======== MATERIAL SUPPLIED

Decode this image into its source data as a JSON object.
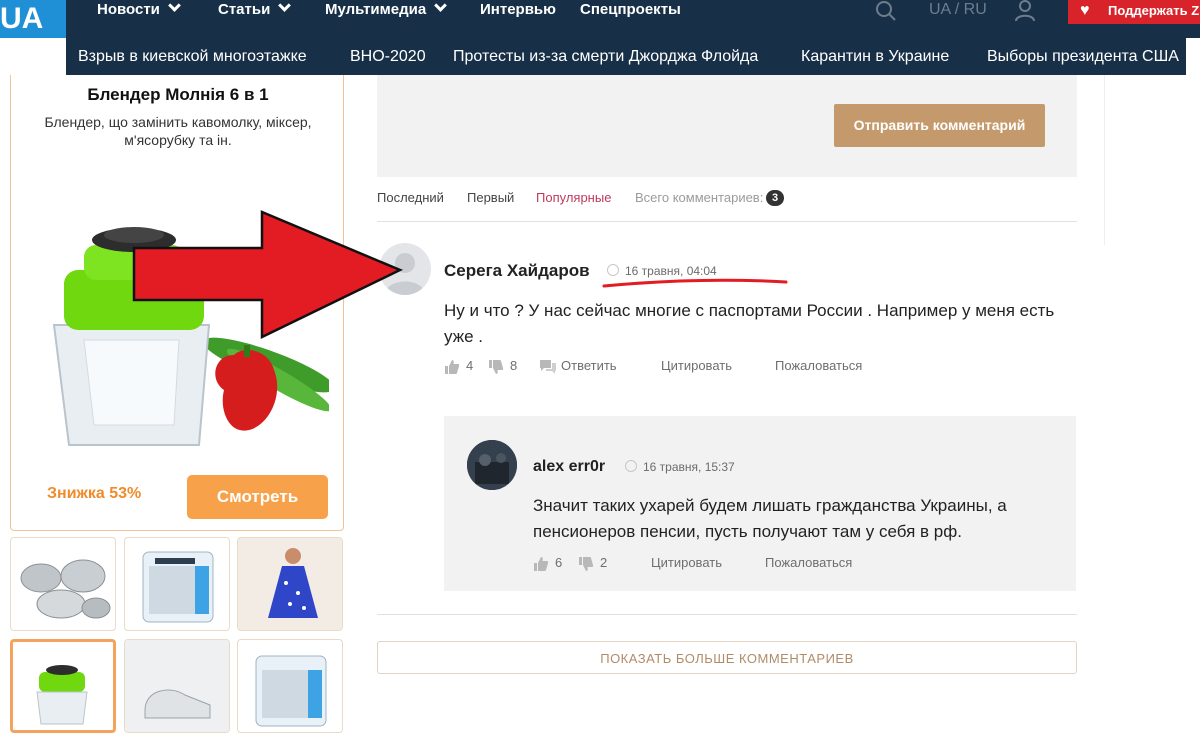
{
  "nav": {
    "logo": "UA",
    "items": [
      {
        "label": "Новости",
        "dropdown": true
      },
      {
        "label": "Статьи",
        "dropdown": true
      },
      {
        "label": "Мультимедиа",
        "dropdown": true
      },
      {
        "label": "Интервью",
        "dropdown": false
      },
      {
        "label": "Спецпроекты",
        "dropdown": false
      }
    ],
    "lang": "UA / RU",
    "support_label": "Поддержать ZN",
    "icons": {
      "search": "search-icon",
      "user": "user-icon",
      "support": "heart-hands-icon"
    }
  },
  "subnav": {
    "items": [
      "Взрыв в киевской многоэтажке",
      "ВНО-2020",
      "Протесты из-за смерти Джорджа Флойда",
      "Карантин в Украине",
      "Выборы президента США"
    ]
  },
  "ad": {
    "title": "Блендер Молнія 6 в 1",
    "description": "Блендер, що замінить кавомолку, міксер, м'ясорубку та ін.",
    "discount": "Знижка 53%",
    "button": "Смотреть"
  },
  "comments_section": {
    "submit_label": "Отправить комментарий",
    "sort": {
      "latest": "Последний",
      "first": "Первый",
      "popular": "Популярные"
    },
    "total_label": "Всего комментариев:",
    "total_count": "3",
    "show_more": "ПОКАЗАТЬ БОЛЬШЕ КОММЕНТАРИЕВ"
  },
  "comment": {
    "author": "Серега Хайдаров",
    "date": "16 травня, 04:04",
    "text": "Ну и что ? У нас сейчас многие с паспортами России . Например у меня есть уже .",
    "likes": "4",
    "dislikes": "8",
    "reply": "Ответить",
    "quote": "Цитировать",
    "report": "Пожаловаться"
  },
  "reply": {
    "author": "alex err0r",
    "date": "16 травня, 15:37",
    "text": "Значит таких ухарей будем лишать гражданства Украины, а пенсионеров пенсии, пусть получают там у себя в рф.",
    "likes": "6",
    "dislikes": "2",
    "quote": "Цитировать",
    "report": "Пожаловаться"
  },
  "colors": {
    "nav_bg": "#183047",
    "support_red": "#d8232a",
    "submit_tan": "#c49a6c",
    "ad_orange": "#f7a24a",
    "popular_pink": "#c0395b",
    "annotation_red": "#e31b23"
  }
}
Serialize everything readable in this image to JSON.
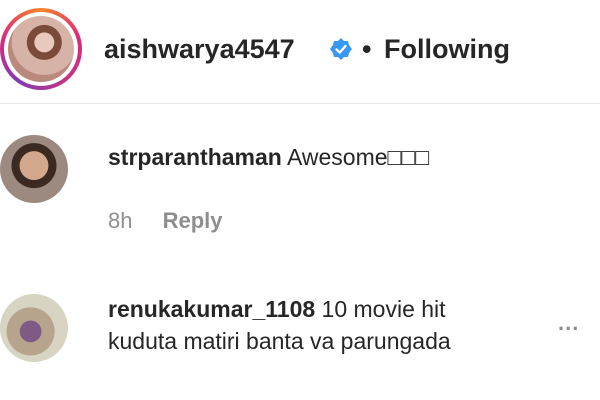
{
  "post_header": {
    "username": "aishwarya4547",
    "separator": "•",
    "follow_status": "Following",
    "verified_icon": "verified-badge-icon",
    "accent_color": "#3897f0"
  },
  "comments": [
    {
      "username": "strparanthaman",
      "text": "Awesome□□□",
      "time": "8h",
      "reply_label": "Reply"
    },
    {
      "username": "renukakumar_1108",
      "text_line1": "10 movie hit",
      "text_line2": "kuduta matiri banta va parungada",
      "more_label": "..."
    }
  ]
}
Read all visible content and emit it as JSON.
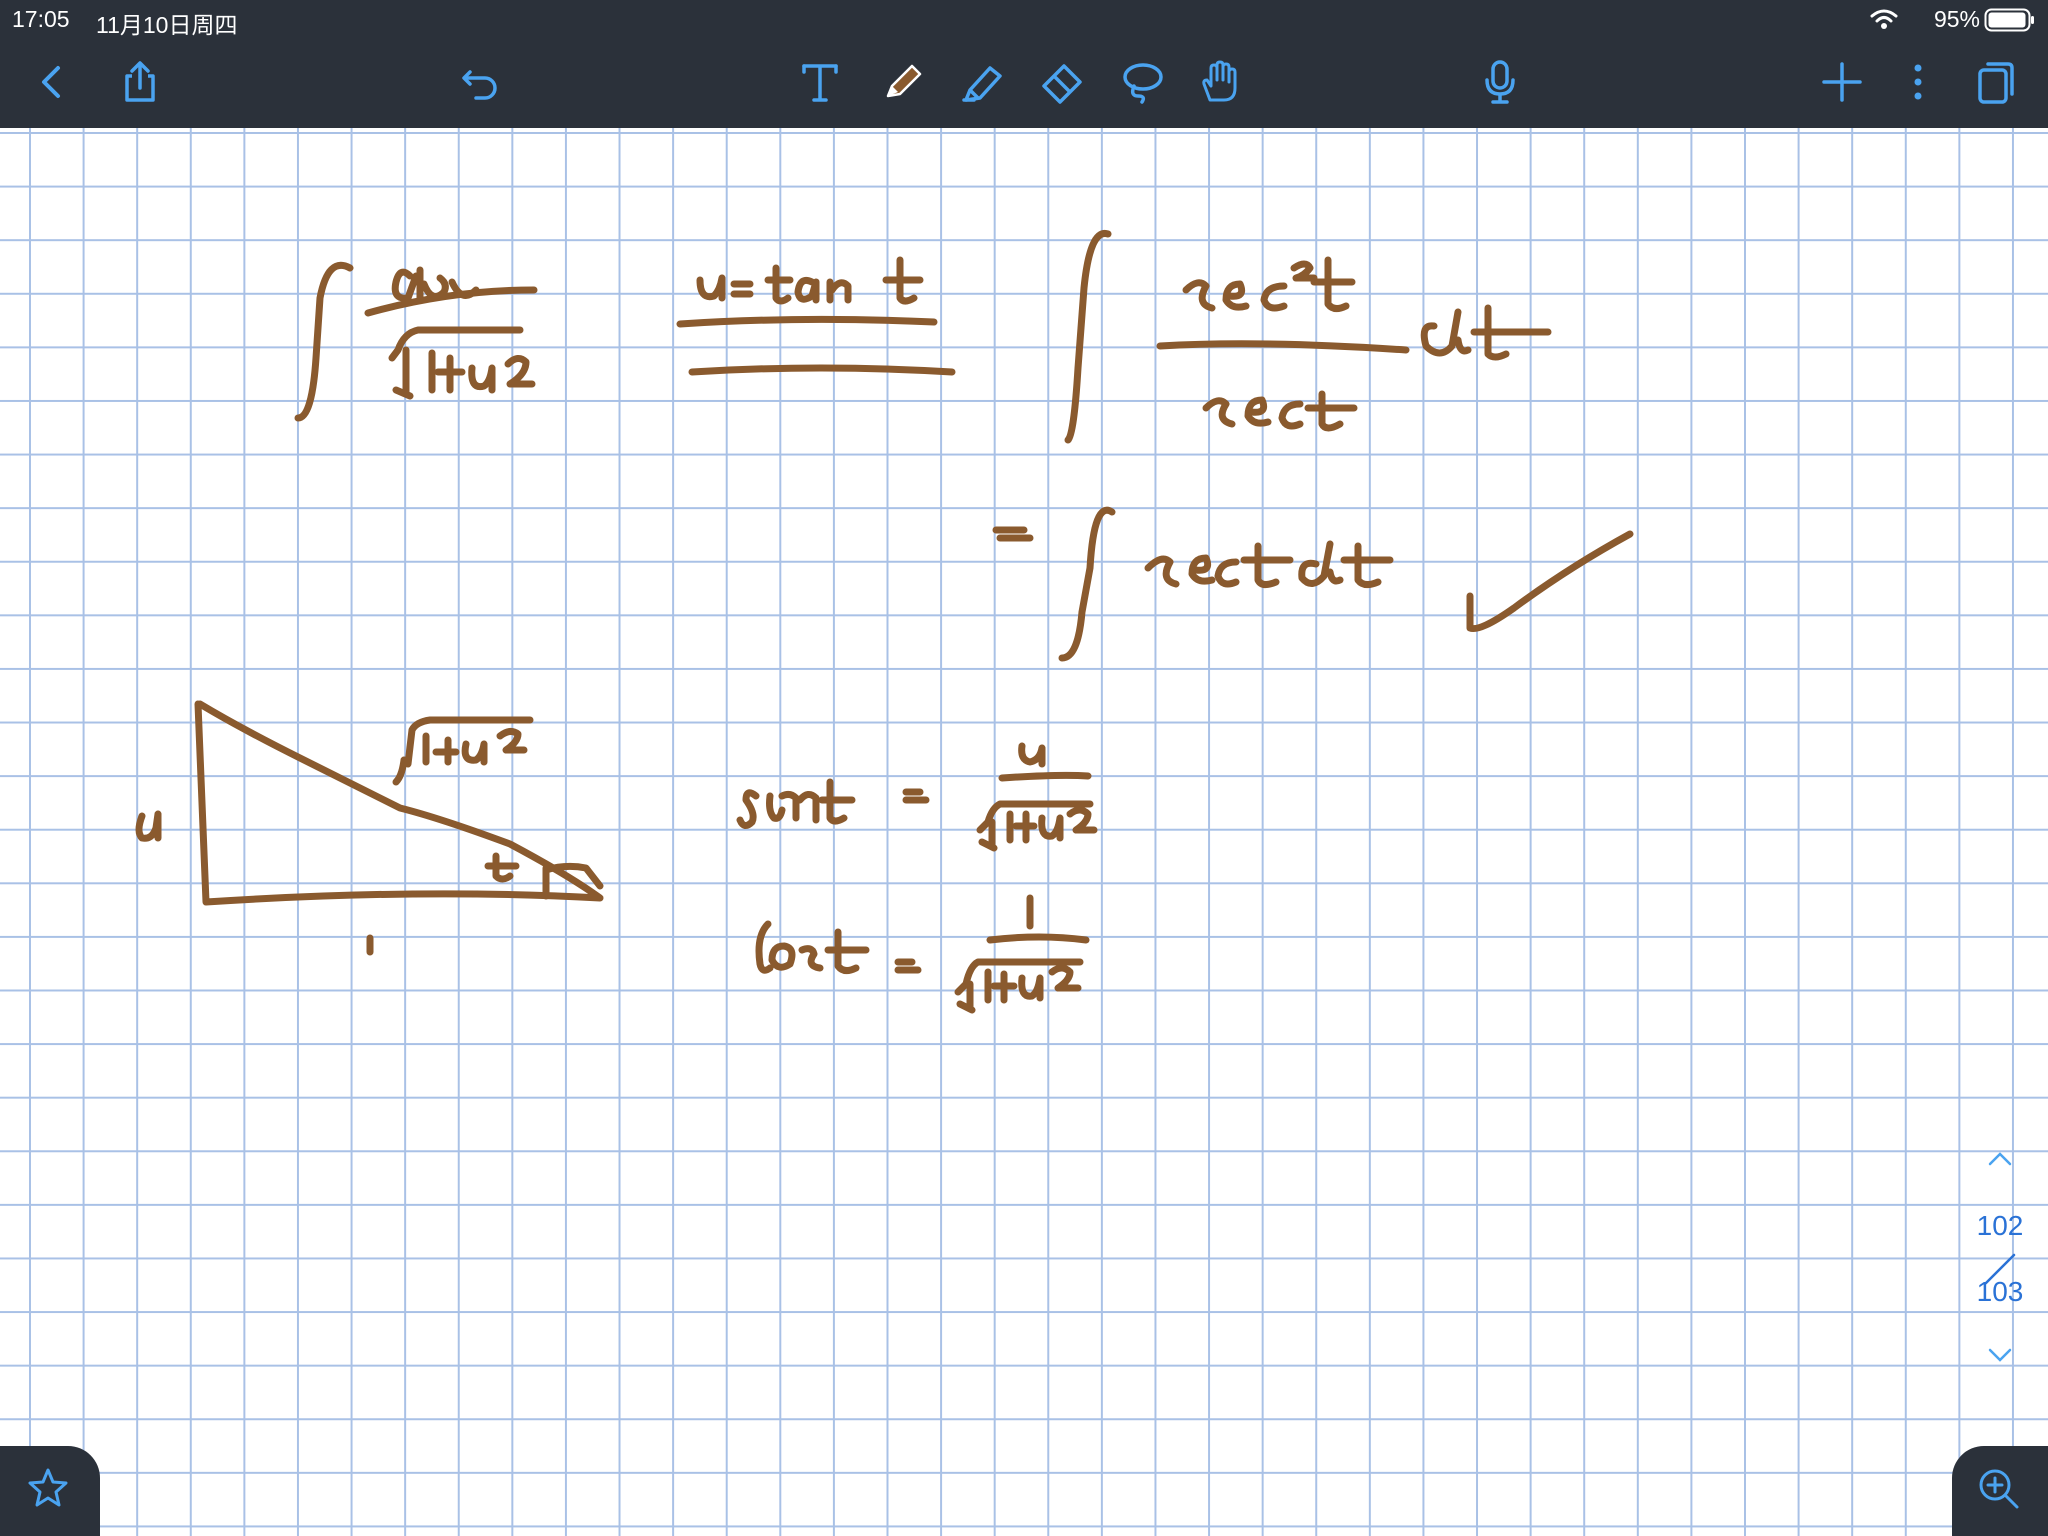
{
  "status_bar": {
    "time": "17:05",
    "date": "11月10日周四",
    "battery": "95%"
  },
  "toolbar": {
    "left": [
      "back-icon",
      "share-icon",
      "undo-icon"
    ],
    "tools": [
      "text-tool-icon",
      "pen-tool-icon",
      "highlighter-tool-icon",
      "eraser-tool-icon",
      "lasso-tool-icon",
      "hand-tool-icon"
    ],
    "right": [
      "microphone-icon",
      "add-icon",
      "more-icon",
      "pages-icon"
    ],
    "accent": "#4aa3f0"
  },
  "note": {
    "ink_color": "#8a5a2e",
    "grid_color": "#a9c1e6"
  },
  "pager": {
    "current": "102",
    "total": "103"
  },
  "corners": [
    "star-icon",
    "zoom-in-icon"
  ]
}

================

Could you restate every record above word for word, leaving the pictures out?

▸ TASK SOLUTION
Decode this image into its source data as a JSON object.
{
  "nav": {
    "logo": "UA",
    "items": [
      {
        "label": "Новости",
        "dropdown": true
      },
      {
        "label": "Статьи",
        "dropdown": true
      },
      {
        "label": "Мультимедиа",
        "dropdown": true
      },
      {
        "label": "Интервью",
        "dropdown": false
      },
      {
        "label": "Спецпроекты",
        "dropdown": false
      }
    ],
    "lang": "UA / RU",
    "support_label": "Поддержать ZN",
    "icons": {
      "search": "search-icon",
      "user": "user-icon",
      "support": "heart-hands-icon"
    }
  },
  "subnav": {
    "items": [
      "Взрыв в киевской многоэтажке",
      "ВНО-2020",
      "Протесты из-за смерти Джорджа Флойда",
      "Карантин в Украине",
      "Выборы президента США"
    ]
  },
  "ad": {
    "title": "Блендер Молнія 6 в 1",
    "description": "Блендер, що замінить кавомолку, міксер, м'ясорубку та ін.",
    "discount": "Знижка 53%",
    "button": "Смотреть"
  },
  "comments_section": {
    "submit_label": "Отправить комментарий",
    "sort": {
      "latest": "Последний",
      "first": "Первый",
      "popular": "Популярные"
    },
    "total_label": "Всего комментариев:",
    "total_count": "3",
    "show_more": "ПОКАЗАТЬ БОЛЬШЕ КОММЕНТАРИЕВ"
  },
  "comment": {
    "author": "Серега Хайдаров",
    "date": "16 травня, 04:04",
    "text": "Ну и что ? У нас сейчас многие с паспортами России . Например у меня есть уже .",
    "likes": "4",
    "dislikes": "8",
    "reply": "Ответить",
    "quote": "Цитировать",
    "report": "Пожаловаться"
  },
  "reply": {
    "author": "alex err0r",
    "date": "16 травня, 15:37",
    "text": "Значит таких ухарей будем лишать гражданства Украины, а пенсионеров пенсии, пусть получают там у себя в рф.",
    "likes": "6",
    "dislikes": "2",
    "quote": "Цитировать",
    "report": "Пожаловаться"
  },
  "colors": {
    "nav_bg": "#183047",
    "support_red": "#d8232a",
    "submit_tan": "#c49a6c",
    "ad_orange": "#f7a24a",
    "popular_pink": "#c0395b",
    "annotation_red": "#e31b23"
  }
}
Serialize everything readable in this image to JSON.
{
  "post_header": {
    "username": "aishwarya4547",
    "separator": "•",
    "follow_status": "Following",
    "verified_icon": "verified-badge-icon",
    "accent_color": "#3897f0"
  },
  "comments": [
    {
      "username": "strparanthaman",
      "text": "Awesome□□□",
      "time": "8h",
      "reply_label": "Reply"
    },
    {
      "username": "renukakumar_1108",
      "text_line1": "10 movie hit",
      "text_line2": "kuduta matiri banta va parungada",
      "more_label": "..."
    }
  ]
}
Read all visible content and emit it as JSON.
{
  "status_bar": {
    "time": "17:05",
    "date": "11月10日周四",
    "battery": "95%"
  },
  "toolbar": {
    "left": [
      "back-icon",
      "share-icon",
      "undo-icon"
    ],
    "tools": [
      "text-tool-icon",
      "pen-tool-icon",
      "highlighter-tool-icon",
      "eraser-tool-icon",
      "lasso-tool-icon",
      "hand-tool-icon"
    ],
    "right": [
      "microphone-icon",
      "add-icon",
      "more-icon",
      "pages-icon"
    ],
    "accent": "#4aa3f0"
  },
  "note": {
    "ink_color": "#8a5a2e",
    "grid_color": "#a9c1e6"
  },
  "pager": {
    "current": "102",
    "total": "103"
  },
  "corners": [
    "star-icon",
    "zoom-in-icon"
  ]
}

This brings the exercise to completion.